- **Exercise description**
Return the listing below in full, exactly.

- **The records**
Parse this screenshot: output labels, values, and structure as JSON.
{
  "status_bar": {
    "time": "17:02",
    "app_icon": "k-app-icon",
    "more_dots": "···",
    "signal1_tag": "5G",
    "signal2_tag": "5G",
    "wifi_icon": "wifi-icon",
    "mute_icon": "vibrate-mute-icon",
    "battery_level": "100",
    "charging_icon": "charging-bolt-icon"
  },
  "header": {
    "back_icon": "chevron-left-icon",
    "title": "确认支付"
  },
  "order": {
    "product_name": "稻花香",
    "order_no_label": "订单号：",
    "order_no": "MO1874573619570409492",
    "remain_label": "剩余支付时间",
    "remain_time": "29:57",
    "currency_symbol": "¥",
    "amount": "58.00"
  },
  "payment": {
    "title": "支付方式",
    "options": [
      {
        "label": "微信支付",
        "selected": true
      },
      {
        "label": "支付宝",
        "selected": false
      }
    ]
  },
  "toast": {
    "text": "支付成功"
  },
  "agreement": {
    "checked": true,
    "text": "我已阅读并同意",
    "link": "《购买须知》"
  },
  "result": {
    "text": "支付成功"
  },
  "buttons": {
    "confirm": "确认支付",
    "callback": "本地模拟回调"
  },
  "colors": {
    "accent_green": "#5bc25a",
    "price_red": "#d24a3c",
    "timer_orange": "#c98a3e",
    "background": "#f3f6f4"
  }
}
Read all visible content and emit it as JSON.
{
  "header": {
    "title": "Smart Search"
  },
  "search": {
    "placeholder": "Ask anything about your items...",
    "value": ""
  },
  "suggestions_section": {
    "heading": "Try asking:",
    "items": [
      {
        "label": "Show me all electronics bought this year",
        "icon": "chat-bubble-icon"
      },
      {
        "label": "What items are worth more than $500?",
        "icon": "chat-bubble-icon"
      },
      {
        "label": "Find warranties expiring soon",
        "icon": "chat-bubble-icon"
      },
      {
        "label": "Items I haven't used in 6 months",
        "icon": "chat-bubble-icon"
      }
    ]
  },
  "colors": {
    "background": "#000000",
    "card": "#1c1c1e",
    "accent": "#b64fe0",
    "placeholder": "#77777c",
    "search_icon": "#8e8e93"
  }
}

- **Written answer**
Parse this screenshot: output labels, values, and structure as JSON.
{
  "status_bar": {
    "time": "17:02",
    "app_icon": "k-app-icon",
    "more_dots": "···",
    "signal1_tag": "5G",
    "signal2_tag": "5G",
    "wifi_icon": "wifi-icon",
    "mute_icon": "vibrate-mute-icon",
    "battery_level": "100",
    "charging_icon": "charging-bolt-icon"
  },
  "header": {
    "back_icon": "chevron-left-icon",
    "title": "确认支付"
  },
  "order": {
    "product_name": "稻花香",
    "order_no_label": "订单号：",
    "order_no": "MO1874573619570409492",
    "remain_label": "剩余支付时间",
    "remain_time": "29:57",
    "currency_symbol": "¥",
    "amount": "58.00"
  },
  "payment": {
    "title": "支付方式",
    "options": [
      {
        "label": "微信支付",
        "selected": true
      },
      {
        "label": "支付宝",
        "selected": false
      }
    ]
  },
  "toast": {
    "text": "支付成功"
  },
  "agreement": {
    "checked": true,
    "text": "我已阅读并同意",
    "link": "《购买须知》"
  },
  "result": {
    "text": "支付成功"
  },
  "buttons": {
    "confirm": "确认支付",
    "callback": "本地模拟回调"
  },
  "colors": {
    "accent_green": "#5bc25a",
    "price_red": "#d24a3c",
    "timer_orange": "#c98a3e",
    "background": "#f3f6f4"
  }
}
Read all visible content and emit it as JSON.
{
  "header": {
    "title": "Smart Search"
  },
  "search": {
    "placeholder": "Ask anything about your items...",
    "value": ""
  },
  "suggestions_section": {
    "heading": "Try asking:",
    "items": [
      {
        "label": "Show me all electronics bought this year",
        "icon": "chat-bubble-icon"
      },
      {
        "label": "What items are worth more than $500?",
        "icon": "chat-bubble-icon"
      },
      {
        "label": "Find warranties expiring soon",
        "icon": "chat-bubble-icon"
      },
      {
        "label": "Items I haven't used in 6 months",
        "icon": "chat-bubble-icon"
      }
    ]
  },
  "colors": {
    "background": "#000000",
    "card": "#1c1c1e",
    "accent": "#b64fe0",
    "placeholder": "#77777c",
    "search_icon": "#8e8e93"
  }
}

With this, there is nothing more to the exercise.